### ACTIVITY
Wherever the word "icon" shows up in the data, report the line it sits in.

Dataset rows for apps and sites:
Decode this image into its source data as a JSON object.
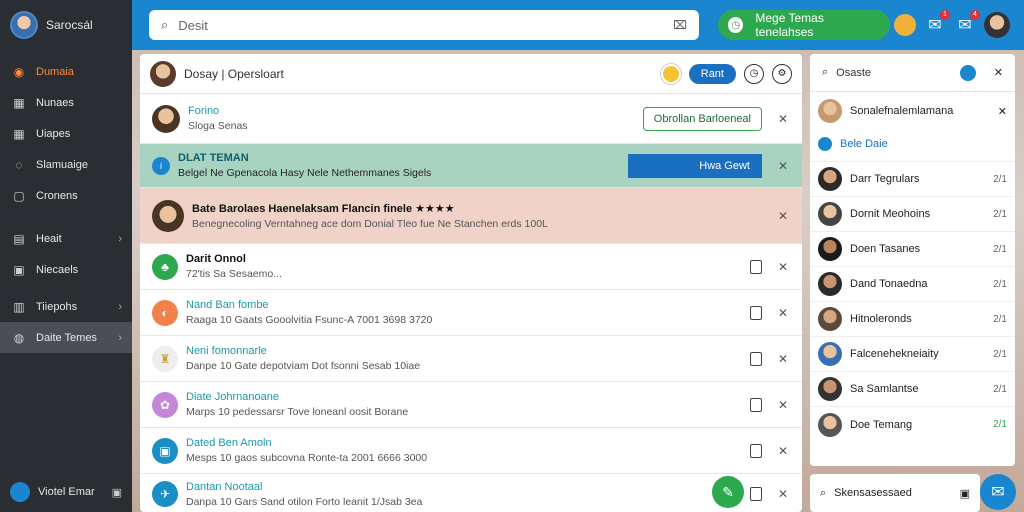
{
  "sidebar": {
    "user_name": "Sarocsál",
    "items": [
      {
        "label": "Dumaia",
        "icon": "home-icon"
      },
      {
        "label": "Nunaes",
        "icon": "grid-icon"
      },
      {
        "label": "Uiapes",
        "icon": "grid-icon"
      },
      {
        "label": "Slamuaige",
        "icon": "chat-icon"
      },
      {
        "label": "Cronens",
        "icon": "square-icon"
      },
      {
        "label": "Heait",
        "icon": "folder-icon",
        "chevron": "›"
      },
      {
        "label": "Niecaels",
        "icon": "inbox-icon"
      },
      {
        "label": "Tiiepohs",
        "icon": "bell-icon",
        "chevron": "›"
      },
      {
        "label": "Daite Temes",
        "icon": "globe-icon",
        "chevron": "›"
      }
    ],
    "footer_label": "Viotel Emar"
  },
  "topbar": {
    "search_placeholder": "Desit",
    "cta_label": "Mege Temas tenelahses",
    "notif_badge_1": "1",
    "notif_badge_2": "4"
  },
  "main": {
    "header_title": "Dosay  |  Opersloart",
    "header_button": "Rant",
    "rows": [
      {
        "name": "Forino",
        "sub": "Sloga Senas",
        "button": "Obrollan Barloeneal"
      },
      {
        "name": "DLAT TEMAN",
        "sub": "Belgel Ne Gpenacola Hasy   Nele Nethemmanes Sigels",
        "button": "Hwa Gewt"
      },
      {
        "name": "Bate Barolaes   Haenelaksam Flancin finele ★★★★",
        "sub": "Benegnecoling   Verntahneg ace dom   Donial   Tleo fue Ne Stanchen erds 100L"
      },
      {
        "name": "Darit Onnol",
        "sub": "72'tis Sa Sesaemo..."
      },
      {
        "name": "Nand Ban fombe",
        "sub": "Raaga 10 Gaats Gooolvitia  Fsunc-A 7001 3698  3720"
      },
      {
        "name": "Neni fomonnarle",
        "sub": "Danpe 10 Gate depotviam   Dot   fsonni Sesab 10iae"
      },
      {
        "name": "Diate Johrnanoane",
        "sub": "Marps 10 pedessarsr   Tove loneanl   oosit Borane"
      },
      {
        "name": "Dated Ben Amoln",
        "sub": "Mesps 10 gaos subcovna  Ronte-ta 2001 6666  3000"
      },
      {
        "name": "Dantan Nootaal",
        "sub": "Danpa 10 Gars Sand otilon  Forto leanit 1/Jsab 3ea"
      }
    ]
  },
  "rpanel": {
    "search_placeholder": "Osaste",
    "rows": [
      {
        "name": "Sonalefnalemlamana",
        "time": ""
      },
      {
        "name": "Bele   Daie",
        "time": ""
      },
      {
        "name": "Darr Tegrulars",
        "time": "2/1"
      },
      {
        "name": "Dornit Meohoins",
        "time": "2/1"
      },
      {
        "name": "Doen Tasanes",
        "time": "2/1"
      },
      {
        "name": "Dand Tonaedna",
        "time": "2/1"
      },
      {
        "name": "Hitnoleronds",
        "time": "2/1"
      },
      {
        "name": "Falcenehekneiaity",
        "time": "2/1"
      },
      {
        "name": "Sa Samlantse",
        "time": "2/1"
      },
      {
        "name": "Doe Temang",
        "time": "2/1"
      }
    ],
    "bottom_placeholder": "Skensasessaed"
  },
  "colors": {
    "topbar": "#1a86d0",
    "sidebar": "#2a2d31",
    "green": "#2ea84e",
    "teal_row": "#a9d3c1",
    "pink_row": "#f0d2c9"
  }
}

### WRITTEN REPLY
        "icon": "home-icon"
        "icon": "grid-icon"
        "icon": "grid-icon"
        "icon": "chat-icon"
        "icon": "square-icon"
        "icon": "folder-icon",
        "icon": "inbox-icon"
        "icon": "bell-icon",
        "icon": "globe-icon",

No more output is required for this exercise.